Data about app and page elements
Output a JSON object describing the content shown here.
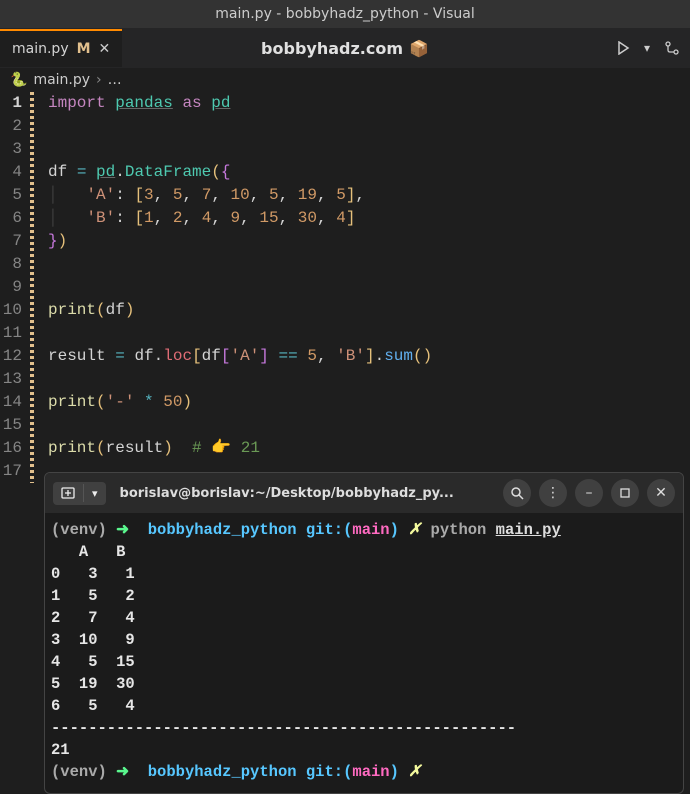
{
  "window_title": "main.py - bobbyhadz_python - Visual",
  "tab": {
    "filename": "main.py",
    "modified_marker": "M"
  },
  "site_label": "bobbyhadz.com",
  "breadcrumb": {
    "filename": "main.py"
  },
  "code": {
    "lines": [
      "import pandas as pd",
      "",
      "",
      "df = pd.DataFrame({",
      "    'A': [3, 5, 7, 10, 5, 19, 5],",
      "    'B': [1, 2, 4, 9, 15, 30, 4]",
      "})",
      "",
      "",
      "print(df)",
      "",
      "result = df.loc[df['A'] == 5, 'B'].sum()",
      "",
      "print('-' * 50)",
      "",
      "print(result)  # 👉 21",
      ""
    ]
  },
  "terminal": {
    "title": "borislav@borislav:~/Desktop/bobbyhadz_py...",
    "venv_label": "(venv)",
    "prompt_dir": "bobbyhadz_python",
    "git_label": "git:(",
    "branch": "main",
    "git_close": ")",
    "cancel_mark": "✗",
    "command": "python",
    "command_file": "main.py",
    "output_header": "   A   B",
    "output_rows": [
      "0   3   1",
      "1   5   2",
      "2   7   4",
      "3  10   9",
      "4   5  15",
      "5  19  30",
      "6   5   4"
    ],
    "separator": "--------------------------------------------------",
    "result": "21"
  }
}
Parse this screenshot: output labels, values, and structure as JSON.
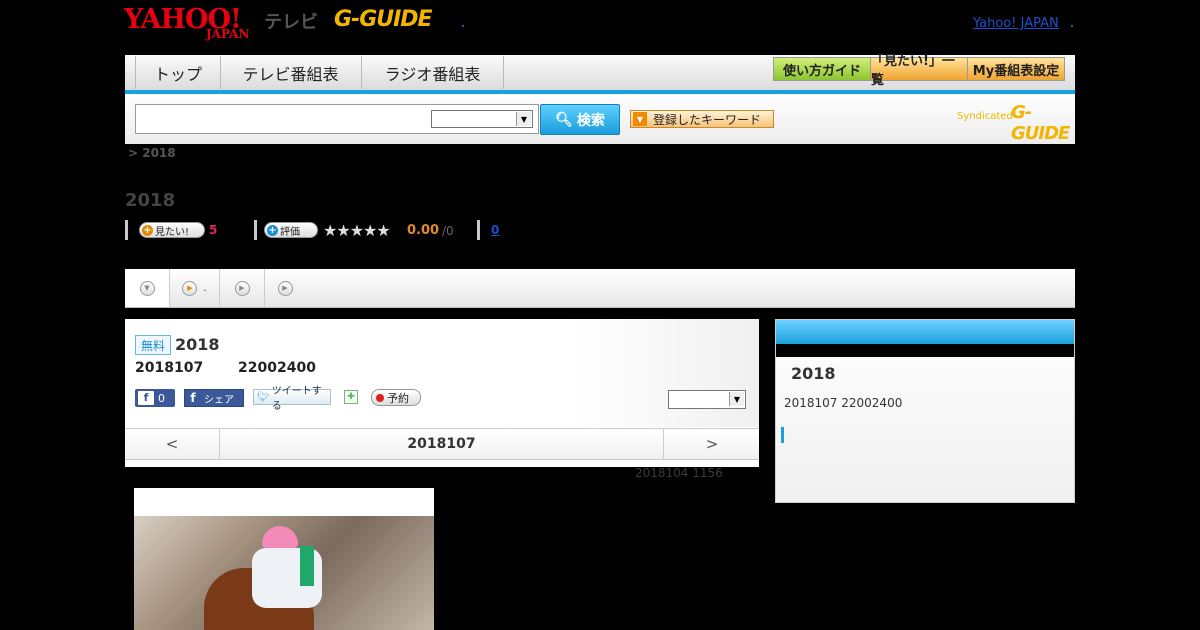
{
  "header": {
    "logo_yahoo": "YAHOO!",
    "logo_japan": "JAPAN",
    "logo_tv": "テレビ",
    "logo_gguide": "G-GUIDE",
    "yahoo_japan_link": "Yahoo! JAPAN"
  },
  "nav": {
    "tabs": [
      "トップ",
      "テレビ番組表",
      "ラジオ番組表"
    ],
    "guide_buttons": [
      "使い方ガイド",
      "「見たい!」一覧",
      "My番組表設定"
    ]
  },
  "search": {
    "placeholder": "",
    "button_label": "検索",
    "keywords_label": "登録したキーワード",
    "syndicated_label": "Syndicated",
    "syndicated_brand": "G-GUIDE"
  },
  "breadcrumb": "> 2018",
  "page_title": "2018",
  "ratings": {
    "want_label": "見たい!",
    "want_count": "5",
    "rate_label": "評価",
    "stars": 0,
    "score": "0.00",
    "score_count": "/0",
    "count_link": "0"
  },
  "tabs": [
    {
      "label": ""
    },
    {
      "label": "."
    },
    {
      "label": ""
    },
    {
      "label": ""
    }
  ],
  "program": {
    "free_badge": "無料",
    "title": "2018",
    "date": "2018107",
    "time": "22002400",
    "fb_like_count": "0",
    "fb_share_label": "シェア",
    "tweet_label": "ツイートする",
    "reserve_label": "予約",
    "day_nav": {
      "prev": "<",
      "date": "2018107",
      "next": ">"
    },
    "meta": "2018104  1156"
  },
  "sidebar": {
    "title": "2018",
    "date": "2018107  22002400"
  },
  "colors": {
    "accent": "#1aa0dc",
    "brand_red": "#e60012",
    "gguide_yellow": "#f2b500"
  }
}
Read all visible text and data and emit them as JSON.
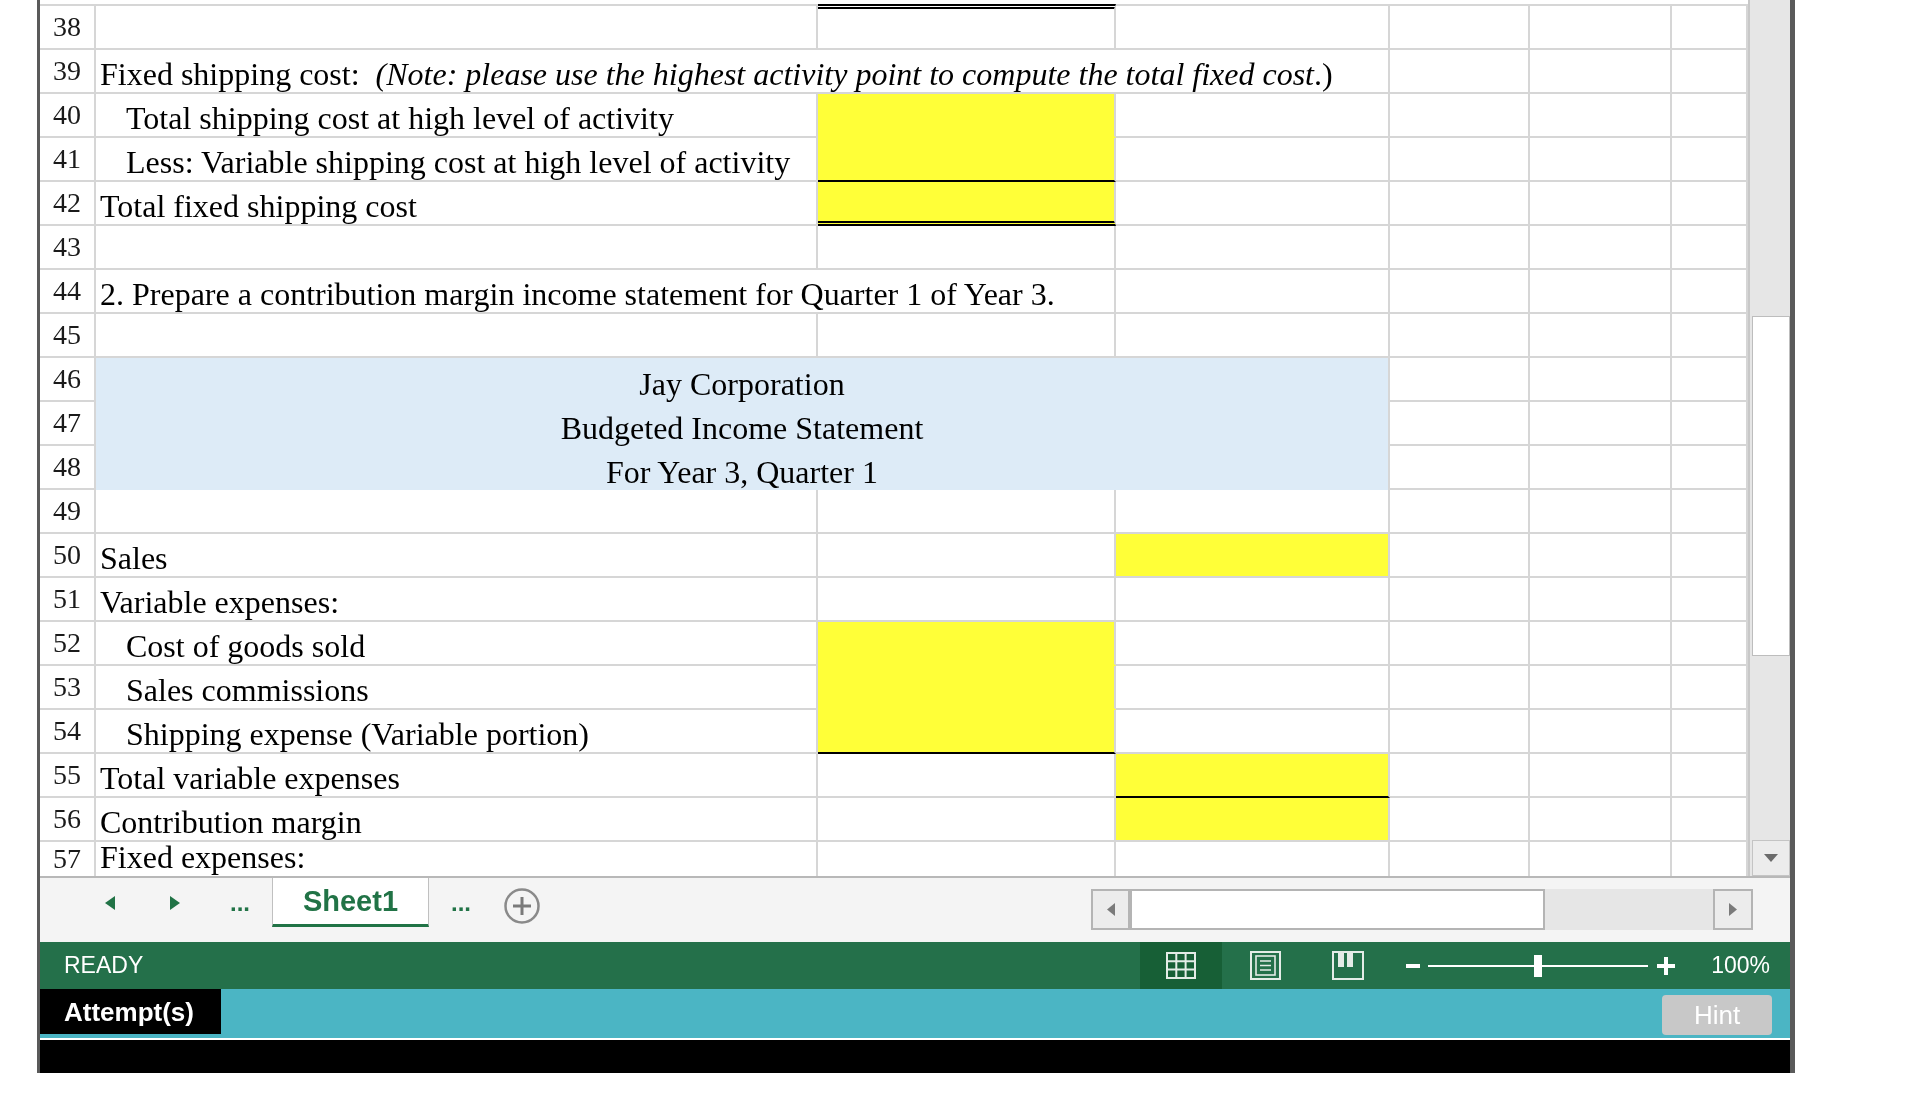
{
  "sheet": {
    "rows": [
      {
        "number": "38",
        "kind": "blank",
        "column_2": {
          "kind": "plain",
          "double_rule_above": true
        }
      },
      {
        "number": "39",
        "kind": "text",
        "text": "Fixed shipping cost:  *(Note: please use the highest activity point to compute the total fixed cost*.)"
      },
      {
        "number": "40",
        "kind": "indented",
        "text": "Total shipping cost at high level of activity",
        "column_2": {
          "kind": "answer",
          "underlined": false,
          "double_underlined": false
        }
      },
      {
        "number": "41",
        "kind": "indented",
        "text": "Less: Variable shipping cost at high level of activity",
        "column_2": {
          "kind": "answer",
          "underlined": true,
          "double_underlined": false
        }
      },
      {
        "number": "42",
        "kind": "text",
        "text": "Total fixed shipping cost",
        "column_2": {
          "kind": "answer",
          "double_underlined": true
        }
      },
      {
        "number": "43",
        "kind": "blank"
      },
      {
        "number": "44",
        "kind": "text",
        "text": "2. Prepare a contribution margin income statement for Quarter 1 of Year 3."
      },
      {
        "number": "45",
        "kind": "blank"
      },
      {
        "number": "46",
        "kind": "title",
        "text": "Jay Corporation"
      },
      {
        "number": "47",
        "kind": "title",
        "text": "Budgeted Income Statement"
      },
      {
        "number": "48",
        "kind": "title",
        "text": "For Year 3, Quarter 1"
      },
      {
        "number": "49",
        "kind": "blank"
      },
      {
        "number": "50",
        "kind": "text",
        "text": "Sales",
        "column_3": {
          "kind": "answer",
          "underlined": false,
          "double_underlined": false
        }
      },
      {
        "number": "51",
        "kind": "text",
        "text": "Variable expenses:"
      },
      {
        "number": "52",
        "kind": "indented",
        "text": "Cost of goods sold",
        "column_2": {
          "kind": "answer",
          "underlined": false,
          "double_underlined": false
        }
      },
      {
        "number": "53",
        "kind": "indented",
        "text": "Sales commissions",
        "column_2": {
          "kind": "answer",
          "underlined": false,
          "double_underlined": false
        }
      },
      {
        "number": "54",
        "kind": "indented",
        "text": "Shipping expense (Variable portion)",
        "column_2": {
          "kind": "answer",
          "underlined": true,
          "double_underlined": false
        }
      },
      {
        "number": "55",
        "kind": "text",
        "text": "Total variable expenses",
        "column_3": {
          "kind": "answer",
          "underlined": true,
          "double_underlined": false
        }
      },
      {
        "number": "56",
        "kind": "text",
        "text": "Contribution margin",
        "column_3": {
          "kind": "answer",
          "underlined": false,
          "double_underlined": false
        }
      },
      {
        "number": "57",
        "kind": "text",
        "text": "Fixed expenses:"
      }
    ]
  },
  "sheet_tabs": {
    "more_before": "...",
    "tabs": [
      {
        "label": "Sheet1",
        "selected": true
      }
    ],
    "more_after": "..."
  },
  "status_bar": {
    "status": "READY",
    "views": [
      {
        "kind": "normal",
        "selected": true
      },
      {
        "kind": "page_layout",
        "selected": false
      },
      {
        "kind": "page_break_preview",
        "selected": false
      }
    ],
    "zoom": {
      "level": 0.5,
      "reading": "100%"
    }
  },
  "attempt_bar": {
    "label": "Attempt(s)",
    "hint_button": {
      "label": "Hint",
      "disabled": true
    }
  }
}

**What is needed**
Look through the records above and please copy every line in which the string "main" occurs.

**Task result**
  "window_title": "main.py - bobbyhadz_python - Visual",
    "filename": "main.py",
    "filename": "main.py"
    "branch": "main",
    "command_file": "main.py",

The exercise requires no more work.